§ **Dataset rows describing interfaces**
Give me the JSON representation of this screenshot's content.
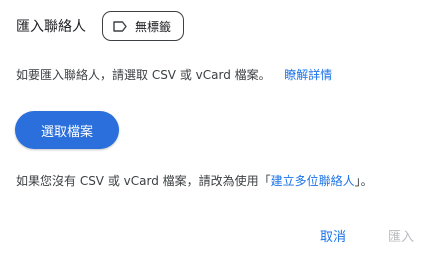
{
  "dialog": {
    "title": "匯入聯絡人",
    "label_chip": {
      "label": "無標籤",
      "icon": "label-outline-icon"
    },
    "info": {
      "text": "如要匯入聯絡人，請選取 CSV 或 vCard 檔案。",
      "link": "瞭解詳情"
    },
    "select_button": "選取檔案",
    "alternative": {
      "prefix": "如果您沒有 CSV 或 vCard 檔案，請改為使用「",
      "link": "建立多位聯絡人",
      "suffix": "」。"
    },
    "footer": {
      "cancel": "取消",
      "import": "匯入"
    }
  },
  "colors": {
    "accent": "#1a73e8",
    "primary_button": "#2a6fdb",
    "disabled_text": "#b9bcc0"
  }
}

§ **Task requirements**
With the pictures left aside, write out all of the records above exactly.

§ **Answer section**
Give me the JSON representation of this screenshot's content.
{
  "dialog": {
    "title": "匯入聯絡人",
    "label_chip": {
      "label": "無標籤",
      "icon": "label-outline-icon"
    },
    "info": {
      "text": "如要匯入聯絡人，請選取 CSV 或 vCard 檔案。",
      "link": "瞭解詳情"
    },
    "select_button": "選取檔案",
    "alternative": {
      "prefix": "如果您沒有 CSV 或 vCard 檔案，請改為使用「",
      "link": "建立多位聯絡人",
      "suffix": "」。"
    },
    "footer": {
      "cancel": "取消",
      "import": "匯入"
    }
  },
  "colors": {
    "accent": "#1a73e8",
    "primary_button": "#2a6fdb",
    "disabled_text": "#b9bcc0"
  }
}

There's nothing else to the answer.